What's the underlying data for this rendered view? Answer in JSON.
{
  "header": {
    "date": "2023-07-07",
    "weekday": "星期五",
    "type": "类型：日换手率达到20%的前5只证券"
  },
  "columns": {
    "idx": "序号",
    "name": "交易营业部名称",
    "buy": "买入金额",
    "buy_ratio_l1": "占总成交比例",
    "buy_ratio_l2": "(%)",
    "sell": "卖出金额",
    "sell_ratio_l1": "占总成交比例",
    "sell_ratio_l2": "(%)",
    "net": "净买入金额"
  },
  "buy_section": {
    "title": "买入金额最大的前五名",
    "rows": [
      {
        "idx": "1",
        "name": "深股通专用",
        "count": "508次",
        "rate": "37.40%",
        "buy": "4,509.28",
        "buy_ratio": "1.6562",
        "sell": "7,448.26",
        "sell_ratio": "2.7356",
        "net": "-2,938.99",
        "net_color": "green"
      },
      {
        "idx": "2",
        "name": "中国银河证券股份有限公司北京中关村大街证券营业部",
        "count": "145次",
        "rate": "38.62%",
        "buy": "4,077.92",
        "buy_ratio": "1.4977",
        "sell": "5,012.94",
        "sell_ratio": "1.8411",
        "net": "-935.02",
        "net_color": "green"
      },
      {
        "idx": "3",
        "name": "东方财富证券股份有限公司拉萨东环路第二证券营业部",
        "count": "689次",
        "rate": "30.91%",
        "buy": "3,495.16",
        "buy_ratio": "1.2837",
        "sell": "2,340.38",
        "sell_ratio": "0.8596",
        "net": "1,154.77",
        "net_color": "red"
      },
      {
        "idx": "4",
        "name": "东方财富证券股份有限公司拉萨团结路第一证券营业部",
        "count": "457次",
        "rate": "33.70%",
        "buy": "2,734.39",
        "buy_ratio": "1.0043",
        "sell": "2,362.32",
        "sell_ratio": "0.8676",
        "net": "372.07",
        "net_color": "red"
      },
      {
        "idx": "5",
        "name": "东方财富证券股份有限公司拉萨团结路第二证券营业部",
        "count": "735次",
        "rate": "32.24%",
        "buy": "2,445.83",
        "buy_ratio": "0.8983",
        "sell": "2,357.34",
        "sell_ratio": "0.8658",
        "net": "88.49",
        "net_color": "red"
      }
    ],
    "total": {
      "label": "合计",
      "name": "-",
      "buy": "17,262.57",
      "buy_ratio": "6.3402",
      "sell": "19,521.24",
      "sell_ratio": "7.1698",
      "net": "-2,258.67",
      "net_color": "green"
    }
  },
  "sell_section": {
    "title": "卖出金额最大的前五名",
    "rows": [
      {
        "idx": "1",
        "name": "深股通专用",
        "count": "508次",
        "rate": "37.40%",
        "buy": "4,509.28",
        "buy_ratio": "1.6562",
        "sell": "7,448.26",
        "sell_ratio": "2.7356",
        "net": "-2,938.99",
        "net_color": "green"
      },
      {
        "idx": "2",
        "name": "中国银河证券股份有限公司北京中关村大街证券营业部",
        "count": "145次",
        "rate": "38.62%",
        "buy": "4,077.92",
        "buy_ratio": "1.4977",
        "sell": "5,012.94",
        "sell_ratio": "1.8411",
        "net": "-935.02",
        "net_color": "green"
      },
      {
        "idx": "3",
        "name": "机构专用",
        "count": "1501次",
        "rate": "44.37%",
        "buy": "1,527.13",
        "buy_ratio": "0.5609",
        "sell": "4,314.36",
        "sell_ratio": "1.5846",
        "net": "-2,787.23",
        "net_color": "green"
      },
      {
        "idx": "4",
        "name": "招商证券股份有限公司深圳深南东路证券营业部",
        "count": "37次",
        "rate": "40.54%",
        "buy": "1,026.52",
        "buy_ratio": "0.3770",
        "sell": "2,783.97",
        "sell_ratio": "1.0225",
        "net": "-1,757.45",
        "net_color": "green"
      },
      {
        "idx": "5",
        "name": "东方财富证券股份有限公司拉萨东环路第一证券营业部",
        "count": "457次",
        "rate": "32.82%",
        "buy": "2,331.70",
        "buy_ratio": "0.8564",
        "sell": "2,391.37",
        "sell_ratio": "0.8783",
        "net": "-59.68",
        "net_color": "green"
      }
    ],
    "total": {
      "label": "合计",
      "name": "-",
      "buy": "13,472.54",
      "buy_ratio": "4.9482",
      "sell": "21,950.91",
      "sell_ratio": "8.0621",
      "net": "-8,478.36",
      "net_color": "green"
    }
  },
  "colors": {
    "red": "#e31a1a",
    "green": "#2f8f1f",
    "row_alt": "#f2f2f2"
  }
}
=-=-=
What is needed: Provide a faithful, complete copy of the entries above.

Output of the exercise:
What's the underlying data for this rendered view? Answer in JSON.
{
  "header": {
    "date": "2023-07-07",
    "weekday": "星期五",
    "type": "类型：日换手率达到20%的前5只证券"
  },
  "columns": {
    "idx": "序号",
    "name": "交易营业部名称",
    "buy": "买入金额",
    "buy_ratio_l1": "占总成交比例",
    "buy_ratio_l2": "(%)",
    "sell": "卖出金额",
    "sell_ratio_l1": "占总成交比例",
    "sell_ratio_l2": "(%)",
    "net": "净买入金额"
  },
  "buy_section": {
    "title": "买入金额最大的前五名",
    "rows": [
      {
        "idx": "1",
        "name": "深股通专用",
        "count": "508次",
        "rate": "37.40%",
        "buy": "4,509.28",
        "buy_ratio": "1.6562",
        "sell": "7,448.26",
        "sell_ratio": "2.7356",
        "net": "-2,938.99",
        "net_color": "green"
      },
      {
        "idx": "2",
        "name": "中国银河证券股份有限公司北京中关村大街证券营业部",
        "count": "145次",
        "rate": "38.62%",
        "buy": "4,077.92",
        "buy_ratio": "1.4977",
        "sell": "5,012.94",
        "sell_ratio": "1.8411",
        "net": "-935.02",
        "net_color": "green"
      },
      {
        "idx": "3",
        "name": "东方财富证券股份有限公司拉萨东环路第二证券营业部",
        "count": "689次",
        "rate": "30.91%",
        "buy": "3,495.16",
        "buy_ratio": "1.2837",
        "sell": "2,340.38",
        "sell_ratio": "0.8596",
        "net": "1,154.77",
        "net_color": "red"
      },
      {
        "idx": "4",
        "name": "东方财富证券股份有限公司拉萨团结路第一证券营业部",
        "count": "457次",
        "rate": "33.70%",
        "buy": "2,734.39",
        "buy_ratio": "1.0043",
        "sell": "2,362.32",
        "sell_ratio": "0.8676",
        "net": "372.07",
        "net_color": "red"
      },
      {
        "idx": "5",
        "name": "东方财富证券股份有限公司拉萨团结路第二证券营业部",
        "count": "735次",
        "rate": "32.24%",
        "buy": "2,445.83",
        "buy_ratio": "0.8983",
        "sell": "2,357.34",
        "sell_ratio": "0.8658",
        "net": "88.49",
        "net_color": "red"
      }
    ],
    "total": {
      "label": "合计",
      "name": "-",
      "buy": "17,262.57",
      "buy_ratio": "6.3402",
      "sell": "19,521.24",
      "sell_ratio": "7.1698",
      "net": "-2,258.67",
      "net_color": "green"
    }
  },
  "sell_section": {
    "title": "卖出金额最大的前五名",
    "rows": [
      {
        "idx": "1",
        "name": "深股通专用",
        "count": "508次",
        "rate": "37.40%",
        "buy": "4,509.28",
        "buy_ratio": "1.6562",
        "sell": "7,448.26",
        "sell_ratio": "2.7356",
        "net": "-2,938.99",
        "net_color": "green"
      },
      {
        "idx": "2",
        "name": "中国银河证券股份有限公司北京中关村大街证券营业部",
        "count": "145次",
        "rate": "38.62%",
        "buy": "4,077.92",
        "buy_ratio": "1.4977",
        "sell": "5,012.94",
        "sell_ratio": "1.8411",
        "net": "-935.02",
        "net_color": "green"
      },
      {
        "idx": "3",
        "name": "机构专用",
        "count": "1501次",
        "rate": "44.37%",
        "buy": "1,527.13",
        "buy_ratio": "0.5609",
        "sell": "4,314.36",
        "sell_ratio": "1.5846",
        "net": "-2,787.23",
        "net_color": "green"
      },
      {
        "idx": "4",
        "name": "招商证券股份有限公司深圳深南东路证券营业部",
        "count": "37次",
        "rate": "40.54%",
        "buy": "1,026.52",
        "buy_ratio": "0.3770",
        "sell": "2,783.97",
        "sell_ratio": "1.0225",
        "net": "-1,757.45",
        "net_color": "green"
      },
      {
        "idx": "5",
        "name": "东方财富证券股份有限公司拉萨东环路第一证券营业部",
        "count": "457次",
        "rate": "32.82%",
        "buy": "2,331.70",
        "buy_ratio": "0.8564",
        "sell": "2,391.37",
        "sell_ratio": "0.8783",
        "net": "-59.68",
        "net_color": "green"
      }
    ],
    "total": {
      "label": "合计",
      "name": "-",
      "buy": "13,472.54",
      "buy_ratio": "4.9482",
      "sell": "21,950.91",
      "sell_ratio": "8.0621",
      "net": "-8,478.36",
      "net_color": "green"
    }
  },
  "colors": {
    "red": "#e31a1a",
    "green": "#2f8f1f",
    "row_alt": "#f2f2f2"
  }
}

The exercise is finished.